- Given data -
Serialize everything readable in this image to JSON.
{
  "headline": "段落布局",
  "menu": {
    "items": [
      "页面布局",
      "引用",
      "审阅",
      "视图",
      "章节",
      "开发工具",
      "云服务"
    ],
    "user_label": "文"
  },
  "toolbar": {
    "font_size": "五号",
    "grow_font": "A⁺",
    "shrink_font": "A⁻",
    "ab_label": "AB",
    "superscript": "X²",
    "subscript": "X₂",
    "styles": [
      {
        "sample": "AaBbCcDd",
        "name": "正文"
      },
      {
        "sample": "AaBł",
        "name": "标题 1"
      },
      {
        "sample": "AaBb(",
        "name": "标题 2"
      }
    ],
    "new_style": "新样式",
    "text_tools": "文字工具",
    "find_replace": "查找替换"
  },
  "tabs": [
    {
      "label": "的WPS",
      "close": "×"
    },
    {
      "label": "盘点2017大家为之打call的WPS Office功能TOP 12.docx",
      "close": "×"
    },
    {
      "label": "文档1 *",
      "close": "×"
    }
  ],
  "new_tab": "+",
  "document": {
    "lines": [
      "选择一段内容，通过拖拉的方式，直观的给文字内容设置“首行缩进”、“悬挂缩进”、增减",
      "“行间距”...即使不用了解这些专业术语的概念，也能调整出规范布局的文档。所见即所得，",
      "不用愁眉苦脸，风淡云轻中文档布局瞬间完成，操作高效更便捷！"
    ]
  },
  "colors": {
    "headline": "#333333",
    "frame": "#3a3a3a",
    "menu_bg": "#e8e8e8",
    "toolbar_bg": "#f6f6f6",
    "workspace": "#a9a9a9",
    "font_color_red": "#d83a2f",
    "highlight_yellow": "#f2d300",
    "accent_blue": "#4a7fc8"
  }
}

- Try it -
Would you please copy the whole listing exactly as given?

- Task output -
Serialize everything readable in this image to JSON.
{
  "headline": "段落布局",
  "menu": {
    "items": [
      "页面布局",
      "引用",
      "审阅",
      "视图",
      "章节",
      "开发工具",
      "云服务"
    ],
    "user_label": "文"
  },
  "toolbar": {
    "font_size": "五号",
    "grow_font": "A⁺",
    "shrink_font": "A⁻",
    "ab_label": "AB",
    "superscript": "X²",
    "subscript": "X₂",
    "styles": [
      {
        "sample": "AaBbCcDd",
        "name": "正文"
      },
      {
        "sample": "AaBł",
        "name": "标题 1"
      },
      {
        "sample": "AaBb(",
        "name": "标题 2"
      }
    ],
    "new_style": "新样式",
    "text_tools": "文字工具",
    "find_replace": "查找替换"
  },
  "tabs": [
    {
      "label": "的WPS",
      "close": "×"
    },
    {
      "label": "盘点2017大家为之打call的WPS Office功能TOP 12.docx",
      "close": "×"
    },
    {
      "label": "文档1 *",
      "close": "×"
    }
  ],
  "new_tab": "+",
  "document": {
    "lines": [
      "选择一段内容，通过拖拉的方式，直观的给文字内容设置“首行缩进”、“悬挂缩进”、增减",
      "“行间距”...即使不用了解这些专业术语的概念，也能调整出规范布局的文档。所见即所得，",
      "不用愁眉苦脸，风淡云轻中文档布局瞬间完成，操作高效更便捷！"
    ]
  },
  "colors": {
    "headline": "#333333",
    "frame": "#3a3a3a",
    "menu_bg": "#e8e8e8",
    "toolbar_bg": "#f6f6f6",
    "workspace": "#a9a9a9",
    "font_color_red": "#d83a2f",
    "highlight_yellow": "#f2d300",
    "accent_blue": "#4a7fc8"
  }
}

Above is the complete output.